And lo, the sequel (or rather, the prequel) is out, and Tool is a central character! And it was good.
The Drowned Cities (Little Brown, YA, 2012) takes place before the events of Ship Breaker. Tool, a human/animal hybrid, bred for war, has broken free of his captors. Half-men like himself are supposed to lose their will to live when their master dies, and they are the last of their pack, but Tool is different. Through the jungles and swamps of a future world of flooded cities and chaos a ragtag army pursues him...but he is a survivor, and even weakened by wounds that would have killed a lesser creature, he escapes...
And is found by two children, Mahlia and Mouse. Both are unwanted flotsam in this war-torn world. Mahlia, the daughter of a Chinese peacekeeper and a Drowned Cities woman, became a despised outcast when the Chinese withdrew and her father left. She escaped into the jungle, putting her own survival ahead of any altruistic thoughts for others, but lost her hand to one bloodthirsty faction in the process. Marked by her Chinese features, she's a lightning rod for fantastical hatred. Mouse's family was killed in more random slaughter--in this world, random slaughter is pretty much the order of the day-- and neither Mahlia or Mouse can envision a happy ending.
But when Mahlia and Mouse meet Tool, and the soldiers hunting him, things change.
It is a fearsomely dark place, this story. The children suffer. There is death--senseless, brutal, and bloody. There isn't a whole lot of hope. But still, Mahlia, and Mouse, and Tool are characters to care fiercely for. And Tool, impossible, unpredictable, unimaginable, makes it seem almost as though there can be a happy ending after all....keeping me reading as the characters wade through a swamp of near-death experiences and the horrors of insane, chaotic war.
I'd actually suggest reading this one before Ship Breakers, as this allows the reader to meet Tool for the first time here. In this book, a lot of the internal tension comes from not knowing if Tool can be trusted, not knowing if he can care for anything outside his own survival. Will he turn on the children, or will he help them? Is he a person to care about, or a monster?

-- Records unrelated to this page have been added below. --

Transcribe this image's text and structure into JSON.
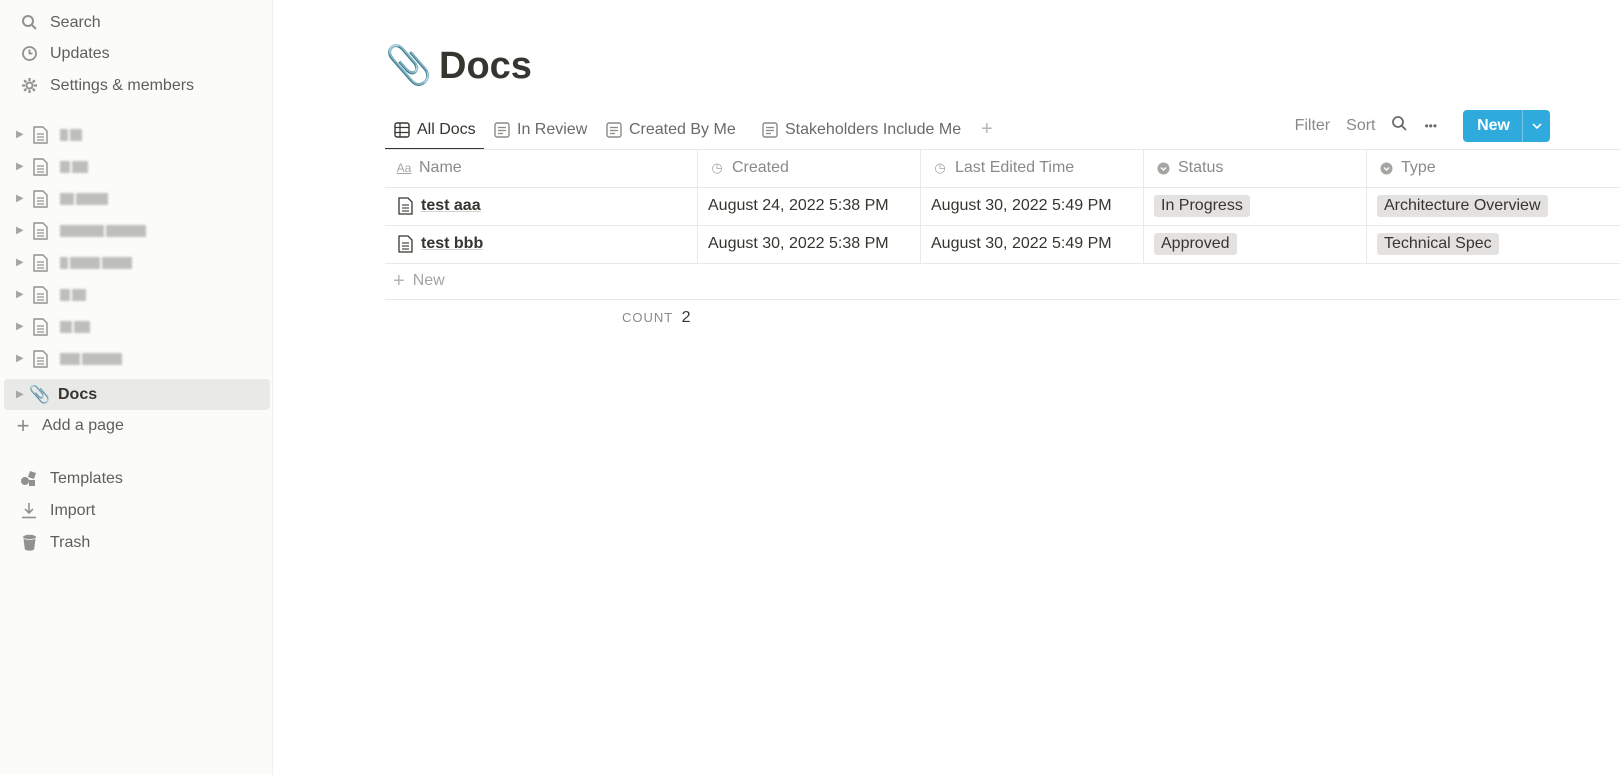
{
  "sidebar": {
    "top_items": [
      {
        "label": "Search",
        "icon": "search-icon"
      },
      {
        "label": "Updates",
        "icon": "clock-icon"
      },
      {
        "label": "Settings & members",
        "icon": "gear-icon"
      }
    ],
    "pages": [
      {
        "label": "",
        "icon": "document-icon"
      },
      {
        "label": "",
        "icon": "document-icon"
      },
      {
        "label": "",
        "icon": "document-icon"
      },
      {
        "label": "",
        "icon": "document-icon"
      },
      {
        "label": "",
        "icon": "document-icon"
      },
      {
        "label": "",
        "icon": "document-icon"
      },
      {
        "label": "",
        "icon": "document-icon"
      },
      {
        "label": "",
        "icon": "document-icon"
      },
      {
        "label": "Docs",
        "icon": "paperclip-icon"
      }
    ],
    "add_page": "Add a page",
    "bottom_items": [
      {
        "label": "Templates",
        "icon": "shapes-icon"
      },
      {
        "label": "Import",
        "icon": "download-icon"
      },
      {
        "label": "Trash",
        "icon": "trash-icon"
      }
    ]
  },
  "page": {
    "emoji": "📎",
    "title": "Docs"
  },
  "tabs": [
    {
      "label": "All Docs",
      "icon": "table-icon",
      "active": true
    },
    {
      "label": "In Review",
      "icon": "list-icon",
      "active": false
    },
    {
      "label": "Created By Me",
      "icon": "list-icon",
      "active": false
    },
    {
      "label": "Stakeholders Include Me",
      "icon": "list-icon",
      "active": false
    }
  ],
  "toolbar": {
    "filter": "Filter",
    "sort": "Sort",
    "more": "•••",
    "new_label": "New",
    "new_caret": "⌄"
  },
  "table": {
    "headers": [
      {
        "label": "Name",
        "icon": "Aa"
      },
      {
        "label": "Created",
        "icon": "◷"
      },
      {
        "label": "Last Edited Time",
        "icon": "◷"
      },
      {
        "label": "Status",
        "icon": "▾"
      },
      {
        "label": "Type",
        "icon": "▾"
      }
    ],
    "rows": [
      {
        "name": "test aaa",
        "created": "August 24, 2022 5:38 PM",
        "edited": "August 30, 2022 5:49 PM",
        "status": "In Progress",
        "type": "Architecture Overview"
      },
      {
        "name": "test bbb",
        "created": "August 30, 2022 5:38 PM",
        "edited": "August 30, 2022 5:49 PM",
        "status": "Approved",
        "type": "Technical Spec"
      }
    ],
    "add_row": "New",
    "count_label": "COUNT",
    "count_value": "2"
  }
}
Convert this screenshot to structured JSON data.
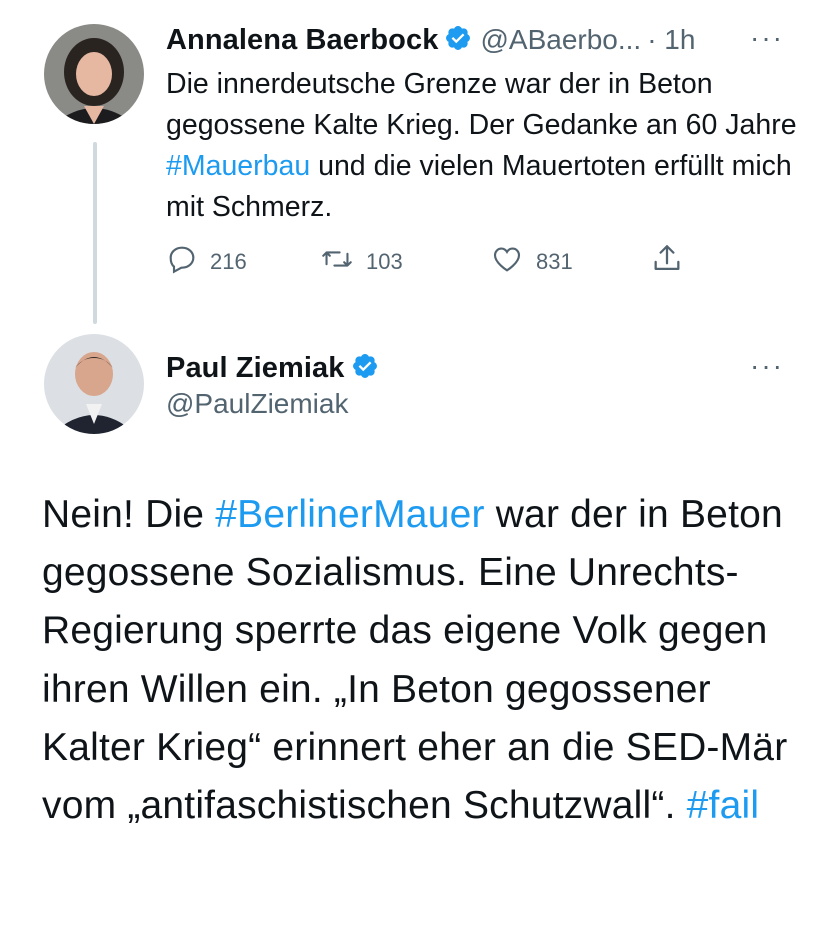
{
  "tweet1": {
    "author_name": "Annalena Baerbock",
    "handle": "@ABaerbo...",
    "time": "· 1h",
    "more": "···",
    "text_parts": [
      "Die innerdeutsche Grenze war der in Beton gegossene Kalte Krieg. Der Gedanke an 60 Jahre ",
      "#Mauerbau",
      " und die vielen Mauertoten erfüllt mich mit Schmerz."
    ],
    "actions": {
      "replies": "216",
      "retweets": "103",
      "likes": "831"
    }
  },
  "tweet2": {
    "author_name": "Paul Ziemiak",
    "handle": "@PaulZiemiak",
    "more": "···",
    "text_parts": [
      "Nein! Die ",
      "#BerlinerMauer",
      " war der in Beton gegossene Sozialismus. Eine Unrechts-Regierung sperrte das eigene Volk gegen ihren Willen ein. „In Beton gegossener Kalter Krieg“ erinnert eher an die SED-Mär vom „antifaschistischen Schutzwall“. ",
      "#fail"
    ]
  },
  "colors": {
    "link": "#1d9bf0",
    "secondary": "#536471",
    "text": "#0f1419",
    "thread_line": "#cfd9de",
    "verified": "#1d9bf0"
  },
  "icons": [
    "reply-icon",
    "retweet-icon",
    "like-icon",
    "share-icon",
    "verified-badge-icon",
    "more-icon"
  ]
}
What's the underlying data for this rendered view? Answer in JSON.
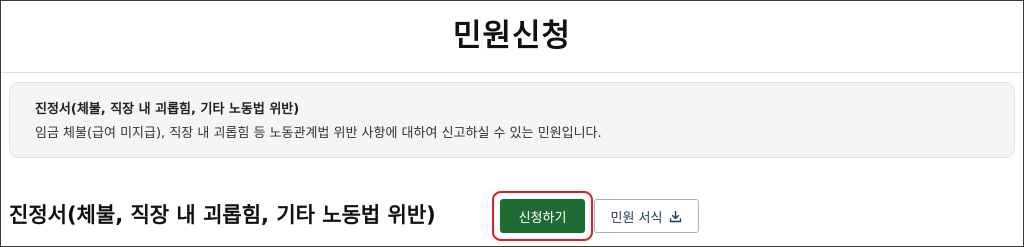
{
  "page": {
    "title": "민원신청"
  },
  "info_box": {
    "title": "진정서(체불, 직장 내 괴롭힘, 기타 노동법 위반)",
    "description": "임금 체불(급여 미지급), 직장 내 괴롭힘 등 노동관계법 위반 사항에 대하여 신고하실 수 있는 민원입니다."
  },
  "petition": {
    "heading": "진정서(체불, 직장 내 괴롭힘, 기타 노동법 위반)",
    "apply_label": "신청하기",
    "form_label": "민원 서식",
    "form_icon": "download-icon"
  },
  "colors": {
    "apply_button": "#1f6b33",
    "highlight_border": "#e01b22",
    "form_button_text": "#1b3a5c",
    "info_box_bg": "#f5f5f5"
  }
}
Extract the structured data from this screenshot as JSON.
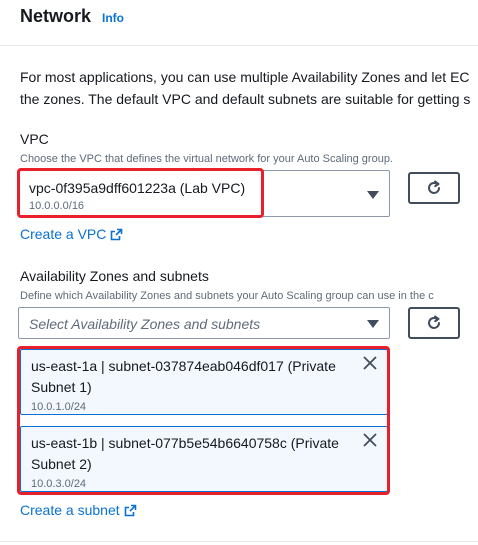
{
  "header": {
    "title": "Network",
    "info_label": "Info"
  },
  "description": {
    "line1": "For most applications, you can use multiple Availability Zones and let EC",
    "line2": "the zones. The default VPC and default subnets are suitable for getting s"
  },
  "vpc": {
    "label": "VPC",
    "hint": "Choose the VPC that defines the virtual network for your Auto Scaling group.",
    "selected_value": "vpc-0f395a9dff601223a (Lab VPC)",
    "selected_cidr": "10.0.0.0/16",
    "create_link": "Create a VPC"
  },
  "availability_zones": {
    "label": "Availability Zones and subnets",
    "hint": "Define which Availability Zones and subnets your Auto Scaling group can use in the c",
    "placeholder": "Select Availability Zones and subnets",
    "selected": [
      {
        "text": "us-east-1a | subnet-037874eab046df017 (Private Subnet 1)",
        "cidr": "10.0.1.0/24"
      },
      {
        "text": "us-east-1b | subnet-077b5e54b6640758c (Private Subnet 2)",
        "cidr": "10.0.3.0/24"
      }
    ],
    "create_link": "Create a subnet"
  },
  "colors": {
    "link": "#0972d3",
    "highlight": "#e8202b",
    "token_bg": "#f2f8fd"
  }
}
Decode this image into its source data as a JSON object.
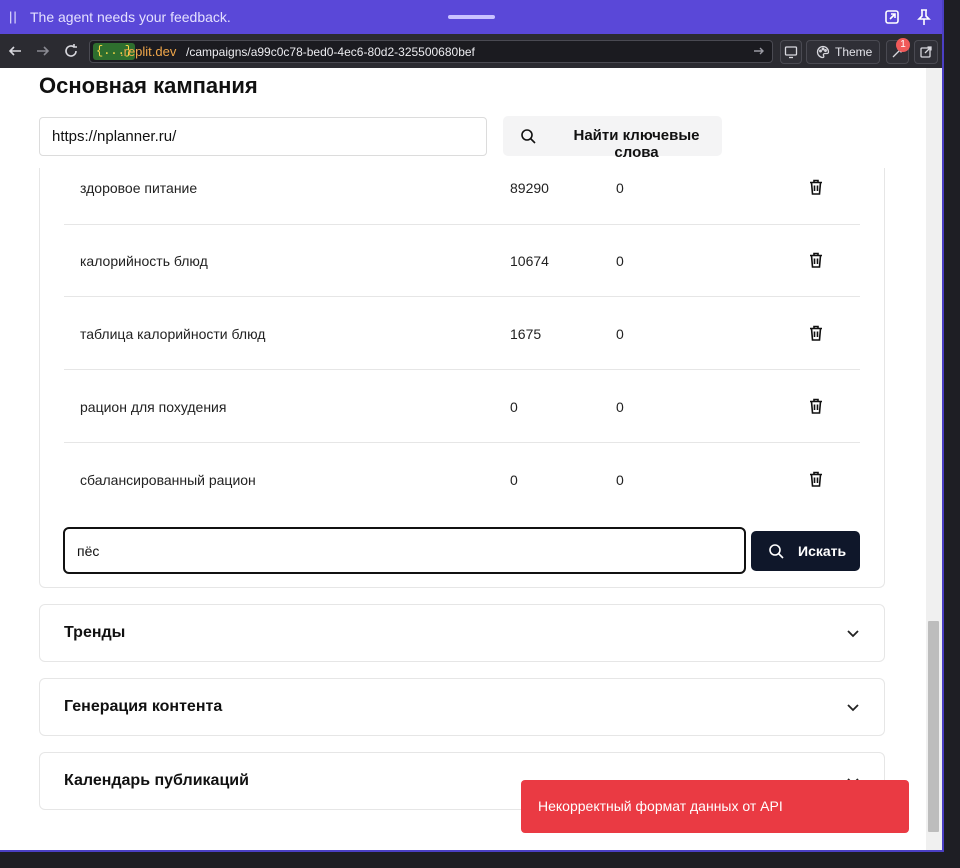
{
  "agent_bar": {
    "message": "The agent needs your feedback.",
    "pause_glyph": "||"
  },
  "browser": {
    "domain_prefix": "{...}",
    "domain_suffix": ".replit.dev",
    "url_path": "/campaigns/a99c0c78-bed0-4ec6-80d2-325500680bef",
    "theme_label": "Theme",
    "notification_count": "1"
  },
  "page": {
    "title": "Основная кампания",
    "url_value": "https://nplanner.ru/",
    "find_button": "Найти ключевые слова",
    "keywords": [
      {
        "keyword": "здоровое питание",
        "value1": "89290",
        "value2": "0"
      },
      {
        "keyword": "калорийность блюд",
        "value1": "10674",
        "value2": "0"
      },
      {
        "keyword": "таблица калорийности блюд",
        "value1": "1675",
        "value2": "0"
      },
      {
        "keyword": "рацион для похудения",
        "value1": "0",
        "value2": "0"
      },
      {
        "keyword": "сбалансированный рацион",
        "value1": "0",
        "value2": "0"
      }
    ],
    "search_value": "пёс",
    "search_button": "Искать",
    "sections": [
      {
        "label": "Тренды"
      },
      {
        "label": "Генерация контента"
      },
      {
        "label": "Календарь публикаций"
      }
    ]
  },
  "toast": {
    "message": "Некорректный формат данных от API",
    "color": "#ea3a43"
  }
}
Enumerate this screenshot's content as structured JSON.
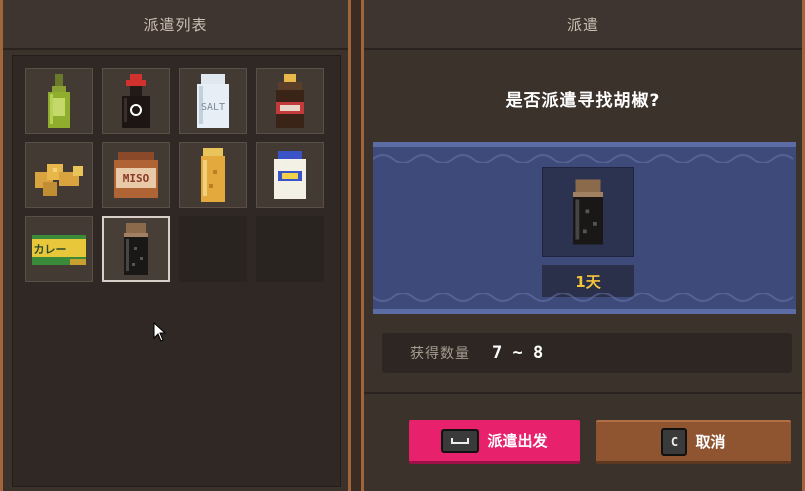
{
  "dispatch_list": {
    "title": "派遣列表",
    "items": [
      {
        "icon": "olive-oil-bottle-icon"
      },
      {
        "icon": "soy-sauce-bottle-icon"
      },
      {
        "icon": "salt-shaker-icon",
        "label": "SALT"
      },
      {
        "icon": "sauce-bottle-icon"
      },
      {
        "icon": "ginger-root-icon"
      },
      {
        "icon": "miso-jar-icon",
        "label": "MISO"
      },
      {
        "icon": "spice-jar-icon"
      },
      {
        "icon": "mayonnaise-jar-icon"
      },
      {
        "icon": "curry-roux-box-icon",
        "label": "カレー"
      },
      {
        "icon": "pepper-jar-icon",
        "selected": true
      },
      {
        "icon": "empty-slot"
      },
      {
        "icon": "empty-slot"
      }
    ]
  },
  "dispatch": {
    "title": "派遣",
    "question": "是否派遣寻找胡椒?",
    "item_icon": "pepper-jar-icon",
    "duration": "1天",
    "yield_label": "获得数量",
    "yield_value": "7 ~ 8",
    "confirm_label": "派遣出发",
    "confirm_key": "space-key-icon",
    "cancel_label": "取消",
    "cancel_key": "C"
  },
  "colors": {
    "accent_pink": "#e8216d",
    "cancel_brown": "#8e5530",
    "band_blue": "#3e4a7a",
    "gold_text": "#f4c63a",
    "frame_orange": "#a2653a"
  }
}
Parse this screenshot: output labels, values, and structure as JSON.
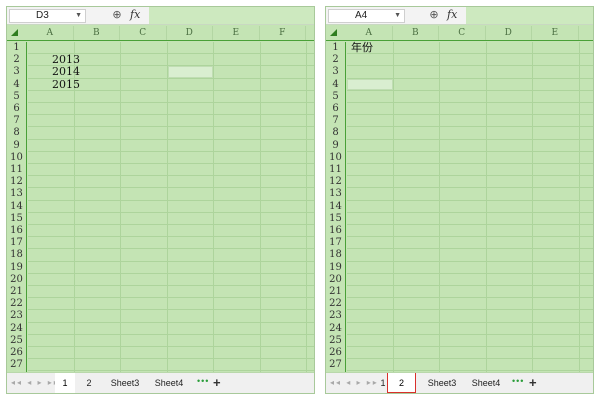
{
  "panels": [
    {
      "name_box": "D3",
      "columns": [
        "A",
        "B",
        "C",
        "D",
        "E",
        "F"
      ],
      "rows": [
        "1",
        "2",
        "3",
        "4",
        "5",
        "6",
        "7",
        "8",
        "9",
        "10",
        "11",
        "12",
        "13",
        "14",
        "15",
        "16",
        "17",
        "18",
        "19",
        "20",
        "21",
        "22",
        "23",
        "24",
        "25",
        "26",
        "27"
      ],
      "cells": [
        {
          "ref": "A2",
          "text": "2013"
        },
        {
          "ref": "A3",
          "text": "2014"
        },
        {
          "ref": "A4",
          "text": "2015"
        }
      ],
      "selected_cell": "D3",
      "sheet_tabs": [
        "1",
        "2",
        "Sheet3",
        "Sheet4"
      ],
      "active_tab": "1",
      "more_tabs": "•••",
      "add_sheet": "+",
      "nav_arrows": "◂◂ ◂ ▸ ▸▸"
    },
    {
      "name_box": "A4",
      "columns": [
        "A",
        "B",
        "C",
        "D",
        "E"
      ],
      "rows": [
        "1",
        "2",
        "3",
        "4",
        "5",
        "6",
        "7",
        "8",
        "9",
        "10",
        "11",
        "12",
        "13",
        "14",
        "15",
        "16",
        "17",
        "18",
        "19",
        "20",
        "21",
        "22",
        "23",
        "24",
        "25",
        "26",
        "27"
      ],
      "cells": [
        {
          "ref": "A1",
          "text": "年份"
        }
      ],
      "selected_cell": "A4",
      "sheet_tabs": [
        "1",
        "2",
        "Sheet3",
        "Sheet4"
      ],
      "active_tab": "2",
      "more_tabs": "•••",
      "add_sheet": "+",
      "nav_arrows": "◂◂ ◂ ▸ ▸▸"
    }
  ],
  "icons": {
    "zoom": "magnifier-icon",
    "function": "fx-icon"
  },
  "labels": {
    "fx": "fx",
    "zoom_glyph": "⊕"
  },
  "colors": {
    "grid_bg": "#c4e4b4",
    "header_line": "#49a037",
    "tab_highlight": "#d9302b"
  }
}
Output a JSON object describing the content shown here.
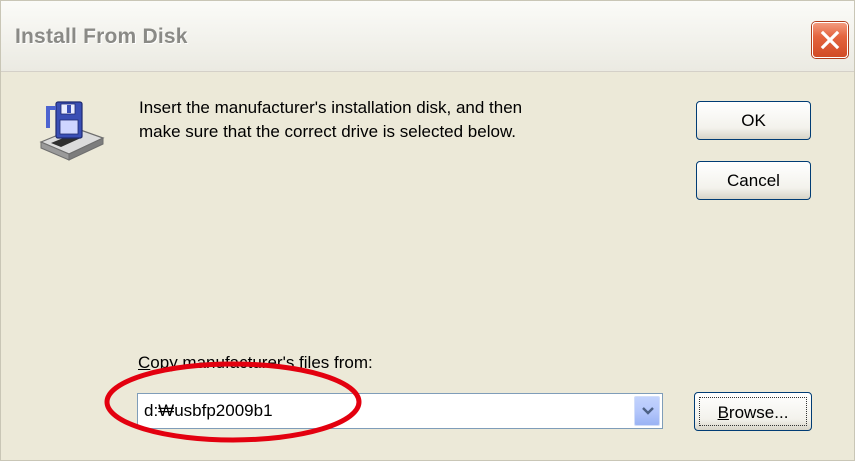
{
  "window": {
    "title": "Install From Disk",
    "close_icon": "close-x-icon"
  },
  "content": {
    "icon": "floppy-disk-drive-icon",
    "instruction_line1": "Insert the manufacturer's installation disk, and then",
    "instruction_line2": "make sure that the correct drive is selected below."
  },
  "buttons": {
    "ok_label": "OK",
    "cancel_label": "Cancel",
    "browse_label_underlined": "B",
    "browse_label_rest": "rowse..."
  },
  "copy_from": {
    "label_underlined": "C",
    "label_rest": "opy manufacturer's files from:",
    "value": "d:₩usbfp2009b1",
    "dropdown_icon": "chevron-down-icon"
  },
  "annotation": {
    "shape": "ellipse",
    "color": "#e3000f"
  },
  "colors": {
    "dialog_background": "#ece9d8",
    "close_button": "#d14b26",
    "button_border": "#003c74",
    "dropdown_button": "#b4c7fb"
  }
}
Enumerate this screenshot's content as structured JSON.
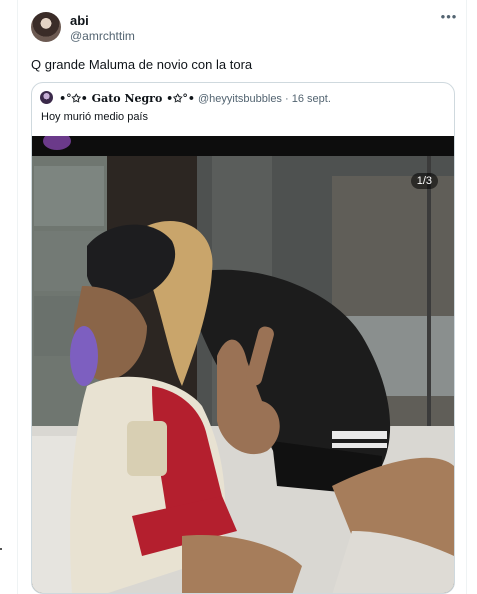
{
  "tweet": {
    "author_name": "abi",
    "author_handle": "@amrchttim",
    "more_icon": "more-dots-icon",
    "text": "Q grande Maluma de novio con la tora"
  },
  "quote": {
    "author_name": "•°✩• Gato Negro •✩°•",
    "author_handle": "@heyyitsbubbles",
    "separator": "·",
    "date": "16 sept.",
    "text": "Hoy murió medio país",
    "media_counter": "1/3"
  }
}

The second reason (Tool being the first one) that the book is not entirely grim is that, even though every page makes it seem more likely that Mahlia and Mouse will be broken by violence, there is always just enough hope that they can survive with their fundamental selves intact, and make it through. In describing what happens to them, there's just the right balance of distance vs. immediacy. The reader is right there, caring fiercely, but is also able, like Mahlia herself does, to think about abstractions-- morality, altruism, and the effects of war on ordinary people.
In short: riveting, dark, powerful, and not one I'm giving to my eleven year old to read. However, I'd give this one to a YA reader who loved the Hunger Games, in a somewhat testy way: "ok, kid, you want senseless violence and struggle to survive in a dystopian world (one that seems much more horribly probable), and kids hurt and twisted through no fault of their own, take this!"